--- WORKING DATA Enclosed Below ---

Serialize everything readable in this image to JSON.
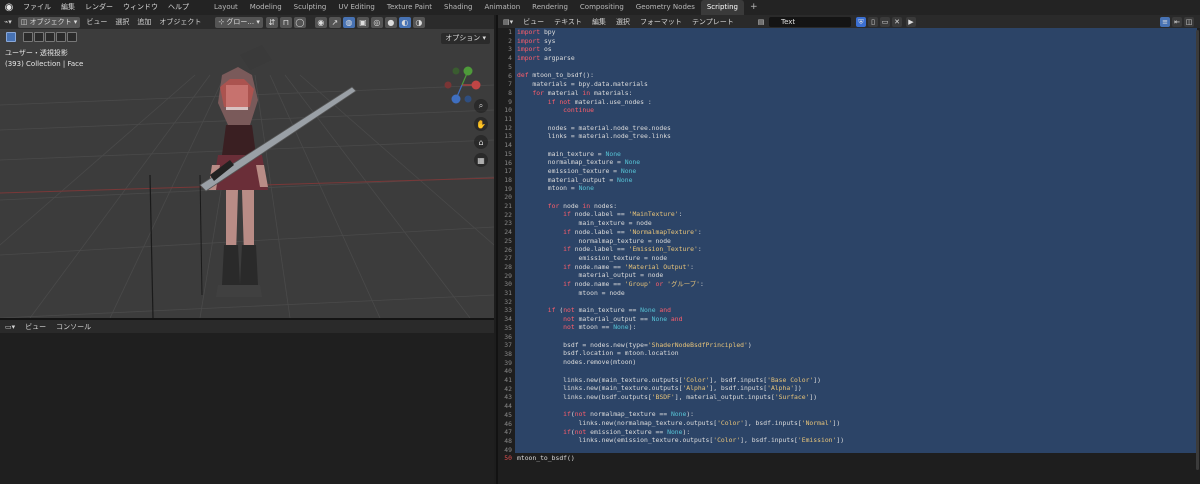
{
  "topbar": {
    "menus": [
      "ファイル",
      "編集",
      "レンダー",
      "ウィンドウ",
      "ヘルプ"
    ],
    "tabs": [
      "Layout",
      "Modeling",
      "Sculpting",
      "UV Editing",
      "Texture Paint",
      "Shading",
      "Animation",
      "Rendering",
      "Compositing",
      "Geometry Nodes",
      "Scripting",
      "+"
    ],
    "active_tab": "Scripting"
  },
  "viewport": {
    "mode": "オブジェクト",
    "menus": [
      "ビュー",
      "選択",
      "追加",
      "オブジェクト"
    ],
    "transform_orientation": "グロー...",
    "info_line1": "ユーザー・透視投影",
    "info_line2": "(393) Collection | Face",
    "options_label": "オプション ▾"
  },
  "console": {
    "menus": [
      "ビュー",
      "コンソール"
    ]
  },
  "text_editor": {
    "menus": [
      "ビュー",
      "テキスト",
      "編集",
      "選択",
      "フォーマット",
      "テンプレート"
    ],
    "text_name": "Text",
    "current_line": 50,
    "lines": [
      "import bpy",
      "import sys",
      "import os",
      "import argparse",
      "",
      "def mtoon_to_bsdf():",
      "    materials = bpy.data.materials",
      "    for material in materials:",
      "        if not material.use_nodes :",
      "            continue",
      "",
      "        nodes = material.node_tree.nodes",
      "        links = material.node_tree.links",
      "",
      "        main_texture = None",
      "        normalmap_texture = None",
      "        emission_texture = None",
      "        material_output = None",
      "        mtoon = None",
      "",
      "        for node in nodes:",
      "            if node.label == 'MainTexture':",
      "                main_texture = node",
      "            if node.label == 'NormalmapTexture':",
      "                normalmap_texture = node",
      "            if node.label == 'Emission_Texture':",
      "                emission_texture = node",
      "            if node.name == 'Material Output':",
      "                material_output = node",
      "            if node.name == 'Group' or 'グループ':",
      "                mtoon = node",
      "",
      "        if (not main_texture == None and",
      "            not material_output == None and",
      "            not mtoon == None):",
      "",
      "            bsdf = nodes.new(type='ShaderNodeBsdfPrincipled')",
      "            bsdf.location = mtoon.location",
      "            nodes.remove(mtoon)",
      "",
      "            links.new(main_texture.outputs['Color'], bsdf.inputs['Base Color'])",
      "            links.new(main_texture.outputs['Alpha'], bsdf.inputs['Alpha'])",
      "            links.new(bsdf.outputs['BSDF'], material_output.inputs['Surface'])",
      "",
      "            if(not normalmap_texture == None):",
      "                links.new(normalmap_texture.outputs['Color'], bsdf.inputs['Normal'])",
      "            if(not emission_texture == None):",
      "                links.new(emission_texture.outputs['Color'], bsdf.inputs['Emission'])",
      "",
      "mtoon_to_bsdf()"
    ]
  },
  "icons": [
    "blender-logo-icon",
    "gizmo-x-icon",
    "gizmo-y-icon",
    "gizmo-z-icon",
    "zoom-icon",
    "hand-pan-icon",
    "camera-icon",
    "grid-view-icon"
  ],
  "colors": {
    "accent": "#4772b3",
    "selection": "#2c4467",
    "keyword": "#ff5e6b",
    "builtin": "#57c4d6",
    "string": "#e8c47a"
  }
}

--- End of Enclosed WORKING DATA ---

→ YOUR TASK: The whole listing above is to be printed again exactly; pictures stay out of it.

→ RESPONSE:
Serialize everything readable in this image to JSON.
{
  "topbar": {
    "menus": [
      "ファイル",
      "編集",
      "レンダー",
      "ウィンドウ",
      "ヘルプ"
    ],
    "tabs": [
      "Layout",
      "Modeling",
      "Sculpting",
      "UV Editing",
      "Texture Paint",
      "Shading",
      "Animation",
      "Rendering",
      "Compositing",
      "Geometry Nodes",
      "Scripting",
      "+"
    ],
    "active_tab": "Scripting"
  },
  "viewport": {
    "mode": "オブジェクト",
    "menus": [
      "ビュー",
      "選択",
      "追加",
      "オブジェクト"
    ],
    "transform_orientation": "グロー...",
    "info_line1": "ユーザー・透視投影",
    "info_line2": "(393) Collection | Face",
    "options_label": "オプション ▾"
  },
  "console": {
    "menus": [
      "ビュー",
      "コンソール"
    ]
  },
  "text_editor": {
    "menus": [
      "ビュー",
      "テキスト",
      "編集",
      "選択",
      "フォーマット",
      "テンプレート"
    ],
    "text_name": "Text",
    "current_line": 50,
    "lines": [
      "import bpy",
      "import sys",
      "import os",
      "import argparse",
      "",
      "def mtoon_to_bsdf():",
      "    materials = bpy.data.materials",
      "    for material in materials:",
      "        if not material.use_nodes :",
      "            continue",
      "",
      "        nodes = material.node_tree.nodes",
      "        links = material.node_tree.links",
      "",
      "        main_texture = None",
      "        normalmap_texture = None",
      "        emission_texture = None",
      "        material_output = None",
      "        mtoon = None",
      "",
      "        for node in nodes:",
      "            if node.label == 'MainTexture':",
      "                main_texture = node",
      "            if node.label == 'NormalmapTexture':",
      "                normalmap_texture = node",
      "            if node.label == 'Emission_Texture':",
      "                emission_texture = node",
      "            if node.name == 'Material Output':",
      "                material_output = node",
      "            if node.name == 'Group' or 'グループ':",
      "                mtoon = node",
      "",
      "        if (not main_texture == None and",
      "            not material_output == None and",
      "            not mtoon == None):",
      "",
      "            bsdf = nodes.new(type='ShaderNodeBsdfPrincipled')",
      "            bsdf.location = mtoon.location",
      "            nodes.remove(mtoon)",
      "",
      "            links.new(main_texture.outputs['Color'], bsdf.inputs['Base Color'])",
      "            links.new(main_texture.outputs['Alpha'], bsdf.inputs['Alpha'])",
      "            links.new(bsdf.outputs['BSDF'], material_output.inputs['Surface'])",
      "",
      "            if(not normalmap_texture == None):",
      "                links.new(normalmap_texture.outputs['Color'], bsdf.inputs['Normal'])",
      "            if(not emission_texture == None):",
      "                links.new(emission_texture.outputs['Color'], bsdf.inputs['Emission'])",
      "",
      "mtoon_to_bsdf()"
    ]
  },
  "icons": [
    "blender-logo-icon",
    "gizmo-x-icon",
    "gizmo-y-icon",
    "gizmo-z-icon",
    "zoom-icon",
    "hand-pan-icon",
    "camera-icon",
    "grid-view-icon"
  ],
  "colors": {
    "accent": "#4772b3",
    "selection": "#2c4467",
    "keyword": "#ff5e6b",
    "builtin": "#57c4d6",
    "string": "#e8c47a"
  }
}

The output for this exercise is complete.